→ **MATERIAL FOR THIS TASK**
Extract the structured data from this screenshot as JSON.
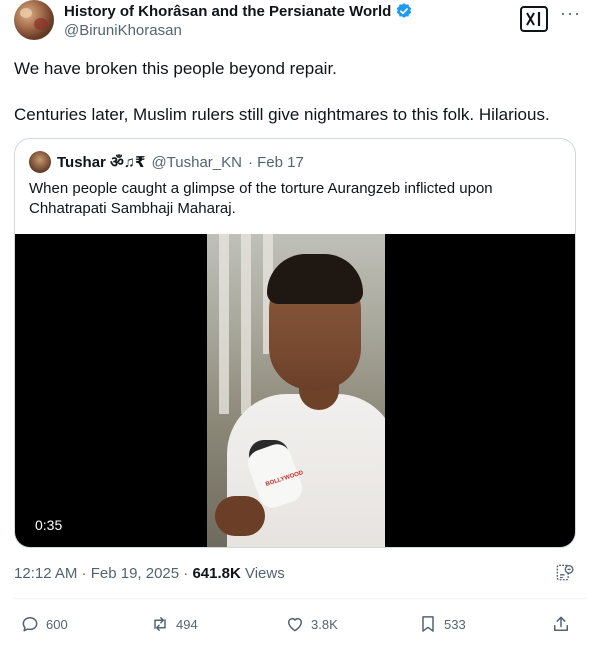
{
  "author": {
    "name": "History of Khorâsan and the Persianate World",
    "handle": "@BiruniKhorasan"
  },
  "tweet": {
    "line1": "We have broken this people beyond repair.",
    "line2": "Centuries later, Muslim rulers still give nightmares to this folk. Hilarious."
  },
  "quote": {
    "name": "Tushar ॐ♫₹",
    "handle": "@Tushar_KN",
    "date": "· Feb 17",
    "text": "When people caught a glimpse of the torture Aurangzeb inflicted upon Chhatrapati Sambhaji Maharaj.",
    "video_duration": "0:35",
    "mic_label": "BOLLYWOOD"
  },
  "meta": {
    "timestamp": "12:12 AM · Feb 19, 2025 · ",
    "views_count": "641.8K",
    "views_label": " Views"
  },
  "actions": {
    "replies": "600",
    "reposts": "494",
    "likes": "3.8K",
    "bookmarks": "533"
  },
  "icons": {
    "verified": "verified-badge-icon",
    "grok": "grok-icon",
    "more": "more-icon",
    "reply": "reply-icon",
    "repost": "repost-icon",
    "like": "like-icon",
    "bookmark": "bookmark-icon",
    "share": "share-icon",
    "analytics": "analytics-icon"
  },
  "colors": {
    "verified": "#1d9bf0",
    "text": "#0f1419",
    "secondary": "#536471",
    "border": "#cfd9de"
  }
}
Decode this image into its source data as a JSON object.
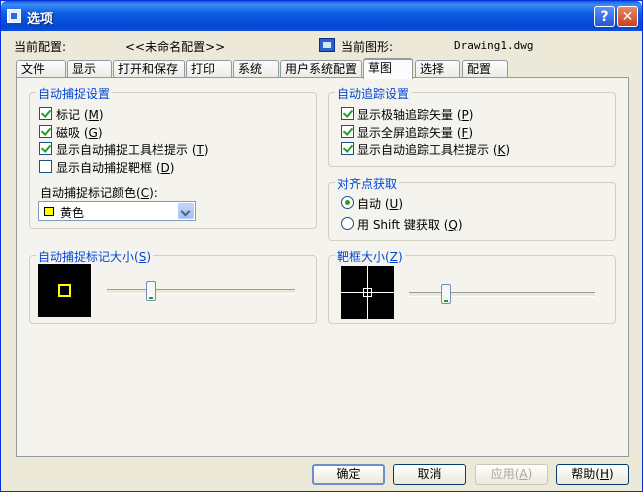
{
  "window": {
    "title": "选项"
  },
  "profile": {
    "label": "当前配置:",
    "value": "<<未命名配置>>"
  },
  "drawing": {
    "label": "当前图形:",
    "value": "Drawing1.dwg"
  },
  "tabs": [
    "文件",
    "显示",
    "打开和保存",
    "打印",
    "系统",
    "用户系统配置",
    "草图",
    "选择",
    "配置"
  ],
  "active_tab": "草图",
  "autosnap": {
    "title": "自动捕捉设置",
    "options": [
      {
        "label": "标记",
        "key": "M",
        "checked": true
      },
      {
        "label": "磁吸",
        "key": "G",
        "checked": true
      },
      {
        "label": "显示自动捕捉工具栏提示",
        "key": "T",
        "checked": true
      },
      {
        "label": "显示自动捕捉靶框",
        "key": "D",
        "checked": false
      }
    ],
    "color_label": "自动捕捉标记颜色",
    "color_key": "C",
    "color_value": "黄色",
    "color_hex": "#ffff00"
  },
  "autotrack": {
    "title": "自动追踪设置",
    "options": [
      {
        "label": "显示极轴追踪矢量",
        "key": "P",
        "checked": true
      },
      {
        "label": "显示全屏追踪矢量",
        "key": "F",
        "checked": true
      },
      {
        "label": "显示自动追踪工具栏提示",
        "key": "K",
        "checked": true
      }
    ]
  },
  "alignment": {
    "title": "对齐点获取",
    "options": [
      {
        "label": "自动",
        "key": "U",
        "selected": true
      },
      {
        "label": "用 Shift 键获取",
        "key": "Q",
        "selected": false
      }
    ]
  },
  "marker_size": {
    "title": "自动捕捉标记大小",
    "key": "S",
    "level": 0.22
  },
  "aperture_size": {
    "title": "靶框大小",
    "key": "Z",
    "level": 0.18
  },
  "buttons": {
    "ok": "确定",
    "cancel": "取消",
    "apply": "应用",
    "apply_key": "A",
    "help": "帮助",
    "help_key": "H"
  }
}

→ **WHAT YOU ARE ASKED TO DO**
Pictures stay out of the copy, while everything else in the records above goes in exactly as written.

→ **TASK RESPONSE**
Extract the structured data from this screenshot as JSON.
{
  "author": {
    "name": "History of Khorâsan and the Persianate World",
    "handle": "@BiruniKhorasan"
  },
  "tweet": {
    "line1": "We have broken this people beyond repair.",
    "line2": "Centuries later, Muslim rulers still give nightmares to this folk. Hilarious."
  },
  "quote": {
    "name": "Tushar ॐ♫₹",
    "handle": "@Tushar_KN",
    "date": "· Feb 17",
    "text": "When people caught a glimpse of the torture Aurangzeb inflicted upon Chhatrapati Sambhaji Maharaj.",
    "video_duration": "0:35",
    "mic_label": "BOLLYWOOD"
  },
  "meta": {
    "timestamp": "12:12 AM · Feb 19, 2025 · ",
    "views_count": "641.8K",
    "views_label": " Views"
  },
  "actions": {
    "replies": "600",
    "reposts": "494",
    "likes": "3.8K",
    "bookmarks": "533"
  },
  "icons": {
    "verified": "verified-badge-icon",
    "grok": "grok-icon",
    "more": "more-icon",
    "reply": "reply-icon",
    "repost": "repost-icon",
    "like": "like-icon",
    "bookmark": "bookmark-icon",
    "share": "share-icon",
    "analytics": "analytics-icon"
  },
  "colors": {
    "verified": "#1d9bf0",
    "text": "#0f1419",
    "secondary": "#536471",
    "border": "#cfd9de"
  }
}
Decode this image into its source data as a JSON object.
{
  "window": {
    "title": "选项"
  },
  "profile": {
    "label": "当前配置:",
    "value": "<<未命名配置>>"
  },
  "drawing": {
    "label": "当前图形:",
    "value": "Drawing1.dwg"
  },
  "tabs": [
    "文件",
    "显示",
    "打开和保存",
    "打印",
    "系统",
    "用户系统配置",
    "草图",
    "选择",
    "配置"
  ],
  "active_tab": "草图",
  "autosnap": {
    "title": "自动捕捉设置",
    "options": [
      {
        "label": "标记",
        "key": "M",
        "checked": true
      },
      {
        "label": "磁吸",
        "key": "G",
        "checked": true
      },
      {
        "label": "显示自动捕捉工具栏提示",
        "key": "T",
        "checked": true
      },
      {
        "label": "显示自动捕捉靶框",
        "key": "D",
        "checked": false
      }
    ],
    "color_label": "自动捕捉标记颜色",
    "color_key": "C",
    "color_value": "黄色",
    "color_hex": "#ffff00"
  },
  "autotrack": {
    "title": "自动追踪设置",
    "options": [
      {
        "label": "显示极轴追踪矢量",
        "key": "P",
        "checked": true
      },
      {
        "label": "显示全屏追踪矢量",
        "key": "F",
        "checked": true
      },
      {
        "label": "显示自动追踪工具栏提示",
        "key": "K",
        "checked": true
      }
    ]
  },
  "alignment": {
    "title": "对齐点获取",
    "options": [
      {
        "label": "自动",
        "key": "U",
        "selected": true
      },
      {
        "label": "用 Shift 键获取",
        "key": "Q",
        "selected": false
      }
    ]
  },
  "marker_size": {
    "title": "自动捕捉标记大小",
    "key": "S",
    "level": 0.22
  },
  "aperture_size": {
    "title": "靶框大小",
    "key": "Z",
    "level": 0.18
  },
  "buttons": {
    "ok": "确定",
    "cancel": "取消",
    "apply": "应用",
    "apply_key": "A",
    "help": "帮助",
    "help_key": "H"
  }
}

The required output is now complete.